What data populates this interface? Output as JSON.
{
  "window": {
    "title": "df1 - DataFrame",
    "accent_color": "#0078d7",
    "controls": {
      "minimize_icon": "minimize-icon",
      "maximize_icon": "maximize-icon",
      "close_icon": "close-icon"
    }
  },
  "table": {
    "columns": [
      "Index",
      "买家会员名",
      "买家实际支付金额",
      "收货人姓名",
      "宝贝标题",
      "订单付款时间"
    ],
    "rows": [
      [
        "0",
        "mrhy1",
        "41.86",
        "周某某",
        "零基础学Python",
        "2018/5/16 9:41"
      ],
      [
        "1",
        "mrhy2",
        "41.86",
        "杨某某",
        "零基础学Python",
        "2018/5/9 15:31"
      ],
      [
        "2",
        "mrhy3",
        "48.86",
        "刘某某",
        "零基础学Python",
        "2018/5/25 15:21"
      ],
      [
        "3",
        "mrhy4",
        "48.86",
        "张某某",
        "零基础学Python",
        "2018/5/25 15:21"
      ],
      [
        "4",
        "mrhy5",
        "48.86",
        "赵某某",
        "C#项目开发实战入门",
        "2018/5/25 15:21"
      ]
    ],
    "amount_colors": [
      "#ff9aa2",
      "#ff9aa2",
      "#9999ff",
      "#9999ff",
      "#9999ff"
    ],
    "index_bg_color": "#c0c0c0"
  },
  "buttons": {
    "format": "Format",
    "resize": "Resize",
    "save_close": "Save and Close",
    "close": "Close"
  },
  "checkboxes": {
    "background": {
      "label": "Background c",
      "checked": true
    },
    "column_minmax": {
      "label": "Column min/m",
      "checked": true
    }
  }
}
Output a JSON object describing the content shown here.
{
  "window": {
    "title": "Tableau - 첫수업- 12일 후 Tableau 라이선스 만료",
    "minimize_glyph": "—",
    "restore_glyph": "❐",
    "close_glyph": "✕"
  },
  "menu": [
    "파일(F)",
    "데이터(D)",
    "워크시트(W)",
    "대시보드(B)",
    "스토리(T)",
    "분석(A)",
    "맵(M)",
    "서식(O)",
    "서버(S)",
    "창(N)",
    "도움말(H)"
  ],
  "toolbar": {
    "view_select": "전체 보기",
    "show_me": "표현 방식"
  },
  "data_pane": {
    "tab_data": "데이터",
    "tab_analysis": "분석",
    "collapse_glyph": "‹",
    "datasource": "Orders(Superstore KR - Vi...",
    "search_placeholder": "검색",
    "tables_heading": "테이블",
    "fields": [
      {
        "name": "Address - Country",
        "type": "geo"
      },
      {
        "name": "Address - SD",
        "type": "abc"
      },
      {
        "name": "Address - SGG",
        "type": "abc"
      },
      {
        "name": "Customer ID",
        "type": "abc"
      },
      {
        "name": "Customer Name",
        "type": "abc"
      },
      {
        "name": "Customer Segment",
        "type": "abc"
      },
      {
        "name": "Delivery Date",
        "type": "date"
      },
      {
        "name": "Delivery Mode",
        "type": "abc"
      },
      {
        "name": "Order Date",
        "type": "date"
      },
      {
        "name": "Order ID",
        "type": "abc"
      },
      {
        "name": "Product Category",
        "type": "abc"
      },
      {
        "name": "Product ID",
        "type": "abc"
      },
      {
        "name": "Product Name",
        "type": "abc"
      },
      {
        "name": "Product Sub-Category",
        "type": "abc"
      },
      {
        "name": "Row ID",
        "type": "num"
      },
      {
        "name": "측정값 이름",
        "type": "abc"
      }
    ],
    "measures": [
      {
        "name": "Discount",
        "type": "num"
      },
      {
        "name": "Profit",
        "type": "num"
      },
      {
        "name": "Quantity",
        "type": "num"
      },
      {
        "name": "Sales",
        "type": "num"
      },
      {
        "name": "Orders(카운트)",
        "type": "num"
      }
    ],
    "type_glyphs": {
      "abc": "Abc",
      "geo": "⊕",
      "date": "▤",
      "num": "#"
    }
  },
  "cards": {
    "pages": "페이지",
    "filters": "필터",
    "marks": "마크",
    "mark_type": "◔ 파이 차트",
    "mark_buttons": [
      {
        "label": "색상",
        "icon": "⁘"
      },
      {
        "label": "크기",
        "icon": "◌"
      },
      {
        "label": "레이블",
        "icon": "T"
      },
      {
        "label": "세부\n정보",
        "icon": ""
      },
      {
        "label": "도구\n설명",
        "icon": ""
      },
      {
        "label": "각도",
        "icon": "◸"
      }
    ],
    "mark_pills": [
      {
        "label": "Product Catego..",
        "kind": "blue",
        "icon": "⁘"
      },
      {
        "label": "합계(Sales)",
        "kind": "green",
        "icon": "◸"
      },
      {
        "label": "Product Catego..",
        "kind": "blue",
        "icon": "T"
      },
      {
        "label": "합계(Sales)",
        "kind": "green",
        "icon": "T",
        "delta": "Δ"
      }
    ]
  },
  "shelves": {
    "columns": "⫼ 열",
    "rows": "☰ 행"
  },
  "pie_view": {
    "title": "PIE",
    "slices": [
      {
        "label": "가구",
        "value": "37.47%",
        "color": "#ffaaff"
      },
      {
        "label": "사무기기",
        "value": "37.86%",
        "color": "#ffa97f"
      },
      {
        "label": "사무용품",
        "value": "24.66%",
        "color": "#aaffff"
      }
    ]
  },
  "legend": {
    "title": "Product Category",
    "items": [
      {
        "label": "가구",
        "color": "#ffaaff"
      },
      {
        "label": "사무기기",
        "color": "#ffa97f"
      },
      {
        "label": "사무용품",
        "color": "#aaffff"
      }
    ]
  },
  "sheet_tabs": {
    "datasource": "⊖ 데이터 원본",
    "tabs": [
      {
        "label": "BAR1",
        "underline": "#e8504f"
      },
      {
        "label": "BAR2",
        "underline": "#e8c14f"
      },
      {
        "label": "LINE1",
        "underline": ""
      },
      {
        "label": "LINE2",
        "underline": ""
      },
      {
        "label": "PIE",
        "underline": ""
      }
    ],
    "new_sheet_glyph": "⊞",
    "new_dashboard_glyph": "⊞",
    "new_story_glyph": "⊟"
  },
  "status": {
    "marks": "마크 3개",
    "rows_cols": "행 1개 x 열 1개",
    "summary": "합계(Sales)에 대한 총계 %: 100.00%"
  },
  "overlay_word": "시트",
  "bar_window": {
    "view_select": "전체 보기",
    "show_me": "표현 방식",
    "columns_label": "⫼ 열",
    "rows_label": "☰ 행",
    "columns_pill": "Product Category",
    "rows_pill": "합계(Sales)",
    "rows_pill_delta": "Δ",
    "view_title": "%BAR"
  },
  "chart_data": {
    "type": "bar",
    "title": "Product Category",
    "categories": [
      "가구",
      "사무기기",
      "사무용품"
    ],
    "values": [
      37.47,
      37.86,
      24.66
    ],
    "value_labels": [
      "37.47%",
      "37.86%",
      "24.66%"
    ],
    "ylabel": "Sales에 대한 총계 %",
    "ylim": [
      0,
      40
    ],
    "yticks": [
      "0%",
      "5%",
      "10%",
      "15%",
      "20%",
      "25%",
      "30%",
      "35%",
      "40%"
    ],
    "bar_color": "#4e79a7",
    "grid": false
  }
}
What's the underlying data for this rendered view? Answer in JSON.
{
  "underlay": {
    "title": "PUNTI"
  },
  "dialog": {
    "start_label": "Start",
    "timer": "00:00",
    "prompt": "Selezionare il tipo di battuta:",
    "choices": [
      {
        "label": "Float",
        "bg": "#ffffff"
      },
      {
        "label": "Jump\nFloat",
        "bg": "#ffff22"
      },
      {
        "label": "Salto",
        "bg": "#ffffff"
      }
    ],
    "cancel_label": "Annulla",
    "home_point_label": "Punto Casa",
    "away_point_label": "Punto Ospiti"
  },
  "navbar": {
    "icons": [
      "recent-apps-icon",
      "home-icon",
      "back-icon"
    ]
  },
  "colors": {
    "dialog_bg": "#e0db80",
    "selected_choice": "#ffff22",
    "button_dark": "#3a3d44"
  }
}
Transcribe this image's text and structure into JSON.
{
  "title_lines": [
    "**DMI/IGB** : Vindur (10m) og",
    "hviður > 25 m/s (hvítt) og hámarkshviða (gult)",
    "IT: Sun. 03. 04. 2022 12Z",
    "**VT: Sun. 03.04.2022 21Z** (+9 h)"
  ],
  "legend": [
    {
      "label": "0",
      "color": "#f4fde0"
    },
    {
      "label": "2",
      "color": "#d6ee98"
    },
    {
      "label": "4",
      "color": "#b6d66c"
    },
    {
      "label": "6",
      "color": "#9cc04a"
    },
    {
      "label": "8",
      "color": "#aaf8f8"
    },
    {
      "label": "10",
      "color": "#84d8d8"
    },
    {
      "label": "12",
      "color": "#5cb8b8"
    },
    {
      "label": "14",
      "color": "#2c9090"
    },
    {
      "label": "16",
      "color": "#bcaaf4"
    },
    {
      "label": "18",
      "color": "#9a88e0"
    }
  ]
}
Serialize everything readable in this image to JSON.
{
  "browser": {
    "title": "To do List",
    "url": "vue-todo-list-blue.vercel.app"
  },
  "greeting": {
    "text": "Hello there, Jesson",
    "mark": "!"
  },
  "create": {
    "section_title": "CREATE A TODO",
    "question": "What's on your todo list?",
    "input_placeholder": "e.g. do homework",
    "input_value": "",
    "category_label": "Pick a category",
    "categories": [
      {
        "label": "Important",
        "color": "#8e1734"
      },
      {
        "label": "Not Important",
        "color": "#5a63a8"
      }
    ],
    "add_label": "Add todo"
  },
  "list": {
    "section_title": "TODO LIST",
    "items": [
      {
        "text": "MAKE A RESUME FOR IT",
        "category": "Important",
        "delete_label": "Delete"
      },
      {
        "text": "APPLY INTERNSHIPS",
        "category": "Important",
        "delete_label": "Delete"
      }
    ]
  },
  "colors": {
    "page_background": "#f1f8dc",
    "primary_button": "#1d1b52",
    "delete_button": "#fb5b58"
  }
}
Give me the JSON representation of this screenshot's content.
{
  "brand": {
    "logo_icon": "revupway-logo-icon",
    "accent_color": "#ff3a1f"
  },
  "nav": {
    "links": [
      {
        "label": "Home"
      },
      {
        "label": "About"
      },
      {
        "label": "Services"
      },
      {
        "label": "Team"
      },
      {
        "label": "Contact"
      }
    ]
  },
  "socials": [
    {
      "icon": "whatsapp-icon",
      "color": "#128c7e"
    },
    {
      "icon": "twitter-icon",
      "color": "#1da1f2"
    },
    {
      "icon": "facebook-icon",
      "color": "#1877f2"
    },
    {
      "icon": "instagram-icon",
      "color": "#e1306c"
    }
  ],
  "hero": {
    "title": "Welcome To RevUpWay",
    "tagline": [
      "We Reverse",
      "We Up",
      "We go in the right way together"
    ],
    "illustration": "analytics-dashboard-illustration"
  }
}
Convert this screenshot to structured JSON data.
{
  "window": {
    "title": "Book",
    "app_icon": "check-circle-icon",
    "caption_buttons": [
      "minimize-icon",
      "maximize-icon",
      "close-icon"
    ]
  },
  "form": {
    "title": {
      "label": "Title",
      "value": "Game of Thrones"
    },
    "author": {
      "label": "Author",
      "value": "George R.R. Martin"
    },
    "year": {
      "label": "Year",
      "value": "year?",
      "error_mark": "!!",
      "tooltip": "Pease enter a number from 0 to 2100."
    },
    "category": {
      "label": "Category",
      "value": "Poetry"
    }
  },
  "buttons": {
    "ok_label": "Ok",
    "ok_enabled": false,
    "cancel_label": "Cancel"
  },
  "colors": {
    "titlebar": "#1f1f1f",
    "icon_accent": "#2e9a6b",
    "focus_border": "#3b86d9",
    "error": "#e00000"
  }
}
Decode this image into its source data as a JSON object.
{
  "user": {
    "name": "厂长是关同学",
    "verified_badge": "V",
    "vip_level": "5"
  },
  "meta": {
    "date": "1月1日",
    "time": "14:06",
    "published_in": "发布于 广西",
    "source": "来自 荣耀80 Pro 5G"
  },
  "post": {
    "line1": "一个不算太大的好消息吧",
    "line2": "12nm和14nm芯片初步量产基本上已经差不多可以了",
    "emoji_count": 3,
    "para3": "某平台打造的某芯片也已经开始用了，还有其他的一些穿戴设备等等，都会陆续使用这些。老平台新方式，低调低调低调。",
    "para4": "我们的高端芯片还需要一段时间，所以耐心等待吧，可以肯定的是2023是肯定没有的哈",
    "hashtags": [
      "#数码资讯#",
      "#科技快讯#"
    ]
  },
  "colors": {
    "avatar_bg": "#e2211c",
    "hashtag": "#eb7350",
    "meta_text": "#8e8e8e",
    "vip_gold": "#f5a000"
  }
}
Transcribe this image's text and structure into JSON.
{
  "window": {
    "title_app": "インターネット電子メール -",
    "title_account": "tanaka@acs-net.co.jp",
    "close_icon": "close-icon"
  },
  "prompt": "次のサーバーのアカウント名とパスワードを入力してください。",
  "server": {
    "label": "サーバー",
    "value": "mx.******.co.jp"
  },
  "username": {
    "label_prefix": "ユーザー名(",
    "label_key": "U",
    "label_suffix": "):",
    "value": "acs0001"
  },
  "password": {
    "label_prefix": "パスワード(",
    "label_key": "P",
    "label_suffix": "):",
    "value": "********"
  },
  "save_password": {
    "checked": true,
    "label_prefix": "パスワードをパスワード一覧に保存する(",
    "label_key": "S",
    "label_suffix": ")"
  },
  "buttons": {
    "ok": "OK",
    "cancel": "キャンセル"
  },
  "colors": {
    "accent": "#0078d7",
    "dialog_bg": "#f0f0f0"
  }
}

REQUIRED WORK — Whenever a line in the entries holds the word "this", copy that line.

SOLVED PROBLEM —
What data populates this interface? Output as JSON.
What's the underlying data for this rendered view? Answer in JSON.
Transcribe this image's text and structure into JSON.
Serialize everything readable in this image to JSON.
Give me the JSON representation of this screenshot's content.
Convert this screenshot to structured JSON data.
Decode this image into its source data as a JSON object.
Transcribe this image's text and structure into JSON.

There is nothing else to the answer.